In his latest flagrant slap to the face of American rule of law, Donald Trump has reportedly considered firing special investigator Robert Mueller, apparently for the mere fact that he is investigating Donald Trump. However, he can’t quite do so unilaterally, as the Times reported:
Under Justice Department rules, Mr. Trump would seemingly have to order Deputy Attorney General Rod J. Rosenstein to rescind department regulations protecting a special counsel from being fired for no good reason, and then to fire Mr. Mueller. If Mr. Rosenstein refused, Mr. Trump could fire him, too — a series of events that would recall the “Saturday Night Massacre” during Watergate, when President Richard M. Nixon sought to dismiss a special prosecutor, Archibald Cox.
When reached for comment, however, Rosenstein seems like he won’t be an easy pushover.
Here’s his exact language, from his testimony to the Senate Appropriations Committee:
“I’m not going to follow any orders unless I believe that those are lawful and appropriate orders,” Mr. Rosenstein said, adding: “If there were good cause, I would consider. If there were not good cause, it would not matter what anybody says.”

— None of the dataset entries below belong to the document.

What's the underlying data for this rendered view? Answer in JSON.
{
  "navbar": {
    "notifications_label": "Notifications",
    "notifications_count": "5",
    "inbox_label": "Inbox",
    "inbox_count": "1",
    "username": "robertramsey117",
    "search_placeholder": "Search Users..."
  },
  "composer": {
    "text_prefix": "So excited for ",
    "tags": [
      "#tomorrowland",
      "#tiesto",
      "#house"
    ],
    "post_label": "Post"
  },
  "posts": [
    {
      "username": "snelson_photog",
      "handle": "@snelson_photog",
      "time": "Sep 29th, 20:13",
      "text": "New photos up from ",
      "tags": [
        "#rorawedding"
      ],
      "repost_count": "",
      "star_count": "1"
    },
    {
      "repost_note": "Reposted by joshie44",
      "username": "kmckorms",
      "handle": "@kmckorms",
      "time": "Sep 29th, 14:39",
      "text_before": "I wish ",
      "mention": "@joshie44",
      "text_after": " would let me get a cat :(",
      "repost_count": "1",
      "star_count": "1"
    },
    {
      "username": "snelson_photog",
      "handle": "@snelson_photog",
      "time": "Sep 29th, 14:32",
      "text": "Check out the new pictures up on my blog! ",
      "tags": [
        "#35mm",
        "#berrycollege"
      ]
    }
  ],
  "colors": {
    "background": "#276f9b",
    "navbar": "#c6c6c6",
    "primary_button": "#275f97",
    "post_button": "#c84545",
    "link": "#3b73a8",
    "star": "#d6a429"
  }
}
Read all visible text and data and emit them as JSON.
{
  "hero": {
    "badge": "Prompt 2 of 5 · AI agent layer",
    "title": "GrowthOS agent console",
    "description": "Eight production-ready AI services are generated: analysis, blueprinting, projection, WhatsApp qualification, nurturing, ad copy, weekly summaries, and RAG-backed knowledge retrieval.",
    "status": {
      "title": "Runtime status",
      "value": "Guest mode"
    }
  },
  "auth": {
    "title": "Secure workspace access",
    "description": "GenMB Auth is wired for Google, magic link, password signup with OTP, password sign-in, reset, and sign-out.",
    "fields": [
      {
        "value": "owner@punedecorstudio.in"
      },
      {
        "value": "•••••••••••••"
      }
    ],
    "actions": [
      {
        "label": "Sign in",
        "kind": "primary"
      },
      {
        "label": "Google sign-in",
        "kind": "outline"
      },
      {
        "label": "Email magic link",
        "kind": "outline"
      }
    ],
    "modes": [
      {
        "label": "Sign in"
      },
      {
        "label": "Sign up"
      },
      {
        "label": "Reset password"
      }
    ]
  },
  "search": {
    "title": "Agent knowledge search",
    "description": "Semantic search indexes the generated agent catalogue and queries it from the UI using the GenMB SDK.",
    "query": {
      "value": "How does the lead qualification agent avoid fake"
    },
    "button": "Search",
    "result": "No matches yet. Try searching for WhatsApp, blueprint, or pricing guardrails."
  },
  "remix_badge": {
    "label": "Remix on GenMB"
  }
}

Later, when asked directly whether he had seen any evidence of “good cause,” he was equally emphatic:
“No, I have not,” Mr. Rosenstein replied, adding: “You have my assurance that we are going to faithfully follow that regulation, and Director Mueller is going to have the full independence he needs to conduct that investigation.”
Now, there are still ways around this. Trump can rescind the regulation that establishes the burden of “good cause” for such a firing, or he could simply fire Rosenstein and install someone more to his liking. But let’s take solace in the fact that, at least for the moment, there’s someone associated with this administration who appears to be acting in good faith. Who would have guessed?